Supplied entries -
::::::::::

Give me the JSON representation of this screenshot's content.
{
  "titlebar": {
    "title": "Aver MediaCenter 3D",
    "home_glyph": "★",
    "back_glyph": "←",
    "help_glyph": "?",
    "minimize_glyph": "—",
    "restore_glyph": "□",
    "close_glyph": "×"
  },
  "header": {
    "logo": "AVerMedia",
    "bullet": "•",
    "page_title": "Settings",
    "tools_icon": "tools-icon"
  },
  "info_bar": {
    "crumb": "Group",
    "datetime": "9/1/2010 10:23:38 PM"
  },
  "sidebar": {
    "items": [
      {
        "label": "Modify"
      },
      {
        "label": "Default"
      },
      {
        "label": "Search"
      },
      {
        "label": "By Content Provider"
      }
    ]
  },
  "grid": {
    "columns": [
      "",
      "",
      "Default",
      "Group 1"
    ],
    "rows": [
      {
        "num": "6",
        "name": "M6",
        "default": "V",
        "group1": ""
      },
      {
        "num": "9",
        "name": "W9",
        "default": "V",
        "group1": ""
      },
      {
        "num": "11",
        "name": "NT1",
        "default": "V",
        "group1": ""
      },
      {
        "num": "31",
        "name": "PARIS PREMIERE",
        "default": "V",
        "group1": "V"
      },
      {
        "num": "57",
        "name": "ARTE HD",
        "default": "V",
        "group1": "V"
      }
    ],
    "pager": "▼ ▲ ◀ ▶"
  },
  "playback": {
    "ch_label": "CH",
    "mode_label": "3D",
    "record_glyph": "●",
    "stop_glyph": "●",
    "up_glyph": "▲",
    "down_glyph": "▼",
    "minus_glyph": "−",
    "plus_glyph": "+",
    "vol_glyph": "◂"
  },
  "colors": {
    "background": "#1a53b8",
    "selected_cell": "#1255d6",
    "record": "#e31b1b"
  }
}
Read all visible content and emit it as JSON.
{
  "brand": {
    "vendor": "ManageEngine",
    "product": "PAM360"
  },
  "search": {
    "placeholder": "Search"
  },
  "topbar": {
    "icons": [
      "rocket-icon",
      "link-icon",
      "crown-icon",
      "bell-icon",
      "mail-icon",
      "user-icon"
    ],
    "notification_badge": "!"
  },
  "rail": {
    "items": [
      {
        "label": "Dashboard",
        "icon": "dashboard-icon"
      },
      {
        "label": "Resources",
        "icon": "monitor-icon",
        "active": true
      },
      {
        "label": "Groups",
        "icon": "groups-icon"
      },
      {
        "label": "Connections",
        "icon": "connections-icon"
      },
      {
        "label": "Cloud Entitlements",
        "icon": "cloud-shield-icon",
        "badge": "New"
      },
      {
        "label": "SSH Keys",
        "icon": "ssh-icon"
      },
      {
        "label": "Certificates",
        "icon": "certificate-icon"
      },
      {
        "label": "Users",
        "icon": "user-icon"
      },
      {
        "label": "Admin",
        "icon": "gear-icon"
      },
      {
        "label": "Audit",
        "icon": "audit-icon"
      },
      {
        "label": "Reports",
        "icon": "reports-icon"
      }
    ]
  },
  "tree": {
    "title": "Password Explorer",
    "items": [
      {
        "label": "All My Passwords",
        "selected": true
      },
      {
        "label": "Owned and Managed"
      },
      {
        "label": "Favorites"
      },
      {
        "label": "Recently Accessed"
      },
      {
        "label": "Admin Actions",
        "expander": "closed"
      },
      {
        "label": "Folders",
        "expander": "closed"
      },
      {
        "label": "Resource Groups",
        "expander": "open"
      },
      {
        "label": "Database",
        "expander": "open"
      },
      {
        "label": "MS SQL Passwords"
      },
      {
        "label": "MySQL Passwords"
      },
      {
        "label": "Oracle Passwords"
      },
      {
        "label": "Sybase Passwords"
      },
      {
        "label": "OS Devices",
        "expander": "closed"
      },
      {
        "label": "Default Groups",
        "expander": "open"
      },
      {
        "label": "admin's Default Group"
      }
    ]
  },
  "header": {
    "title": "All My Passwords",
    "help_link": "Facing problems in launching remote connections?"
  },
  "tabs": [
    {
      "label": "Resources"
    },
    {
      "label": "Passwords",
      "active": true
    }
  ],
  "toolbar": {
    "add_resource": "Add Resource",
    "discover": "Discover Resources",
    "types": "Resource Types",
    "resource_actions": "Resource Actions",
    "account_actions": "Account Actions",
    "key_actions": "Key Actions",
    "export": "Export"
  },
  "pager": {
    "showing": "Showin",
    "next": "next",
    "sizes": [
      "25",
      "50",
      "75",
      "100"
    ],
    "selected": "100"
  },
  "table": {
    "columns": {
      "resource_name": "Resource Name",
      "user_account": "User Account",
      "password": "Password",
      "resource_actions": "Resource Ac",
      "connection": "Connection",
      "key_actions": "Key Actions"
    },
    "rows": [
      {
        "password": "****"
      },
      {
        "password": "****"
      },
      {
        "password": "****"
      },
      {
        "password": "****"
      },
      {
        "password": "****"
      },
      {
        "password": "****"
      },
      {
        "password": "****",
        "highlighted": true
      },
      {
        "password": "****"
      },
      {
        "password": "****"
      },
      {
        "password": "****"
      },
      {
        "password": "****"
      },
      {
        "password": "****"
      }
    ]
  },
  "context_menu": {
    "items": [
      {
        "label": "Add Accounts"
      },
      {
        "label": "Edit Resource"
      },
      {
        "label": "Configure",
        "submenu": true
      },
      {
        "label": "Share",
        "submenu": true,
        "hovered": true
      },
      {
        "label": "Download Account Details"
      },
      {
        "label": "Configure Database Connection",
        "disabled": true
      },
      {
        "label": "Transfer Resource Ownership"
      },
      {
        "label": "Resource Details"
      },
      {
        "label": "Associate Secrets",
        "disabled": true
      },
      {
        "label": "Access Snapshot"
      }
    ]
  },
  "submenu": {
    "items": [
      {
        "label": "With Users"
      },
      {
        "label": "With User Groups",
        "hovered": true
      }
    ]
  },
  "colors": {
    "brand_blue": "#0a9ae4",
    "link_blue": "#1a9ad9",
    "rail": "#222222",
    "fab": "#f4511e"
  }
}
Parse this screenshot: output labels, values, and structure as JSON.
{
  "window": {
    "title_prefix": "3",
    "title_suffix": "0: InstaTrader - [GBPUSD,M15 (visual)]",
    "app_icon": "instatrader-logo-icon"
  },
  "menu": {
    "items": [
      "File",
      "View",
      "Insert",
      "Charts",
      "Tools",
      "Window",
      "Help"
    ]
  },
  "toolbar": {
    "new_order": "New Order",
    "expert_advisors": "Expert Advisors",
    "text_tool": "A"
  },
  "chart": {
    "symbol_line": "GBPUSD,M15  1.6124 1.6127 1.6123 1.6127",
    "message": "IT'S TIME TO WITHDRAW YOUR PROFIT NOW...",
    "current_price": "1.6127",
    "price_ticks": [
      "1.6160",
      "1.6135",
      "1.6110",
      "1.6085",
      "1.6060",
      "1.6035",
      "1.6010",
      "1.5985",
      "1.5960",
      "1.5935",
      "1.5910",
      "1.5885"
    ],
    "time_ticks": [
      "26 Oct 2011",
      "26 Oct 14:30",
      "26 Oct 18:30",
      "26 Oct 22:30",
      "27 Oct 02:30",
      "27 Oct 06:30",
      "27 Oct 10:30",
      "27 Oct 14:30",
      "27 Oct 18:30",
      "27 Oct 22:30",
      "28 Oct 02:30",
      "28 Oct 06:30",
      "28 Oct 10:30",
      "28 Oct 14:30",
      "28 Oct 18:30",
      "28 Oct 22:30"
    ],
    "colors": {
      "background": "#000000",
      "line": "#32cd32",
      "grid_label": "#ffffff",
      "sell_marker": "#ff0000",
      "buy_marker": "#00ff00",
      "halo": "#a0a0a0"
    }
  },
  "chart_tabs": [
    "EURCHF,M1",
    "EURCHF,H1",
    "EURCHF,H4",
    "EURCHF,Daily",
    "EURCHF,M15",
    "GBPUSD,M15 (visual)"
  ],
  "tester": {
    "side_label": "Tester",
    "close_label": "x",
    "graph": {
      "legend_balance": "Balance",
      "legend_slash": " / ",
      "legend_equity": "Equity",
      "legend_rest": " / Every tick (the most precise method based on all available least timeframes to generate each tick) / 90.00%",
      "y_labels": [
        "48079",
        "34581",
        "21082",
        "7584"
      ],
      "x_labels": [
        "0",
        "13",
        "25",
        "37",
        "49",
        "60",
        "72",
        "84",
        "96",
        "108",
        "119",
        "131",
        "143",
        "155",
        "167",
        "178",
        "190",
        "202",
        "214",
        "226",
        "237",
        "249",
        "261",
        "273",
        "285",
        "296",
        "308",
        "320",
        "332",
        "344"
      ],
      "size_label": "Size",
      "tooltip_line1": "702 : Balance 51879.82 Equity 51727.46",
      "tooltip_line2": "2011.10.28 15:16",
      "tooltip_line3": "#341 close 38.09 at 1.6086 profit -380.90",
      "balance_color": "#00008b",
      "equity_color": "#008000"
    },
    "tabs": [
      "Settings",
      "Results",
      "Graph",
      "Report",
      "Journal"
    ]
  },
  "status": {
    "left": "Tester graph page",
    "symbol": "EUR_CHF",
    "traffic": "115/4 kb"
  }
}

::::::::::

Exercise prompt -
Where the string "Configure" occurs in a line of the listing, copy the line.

Answer for this exercise -
        "label": "Configure",
        "label": "Configure Database Connection",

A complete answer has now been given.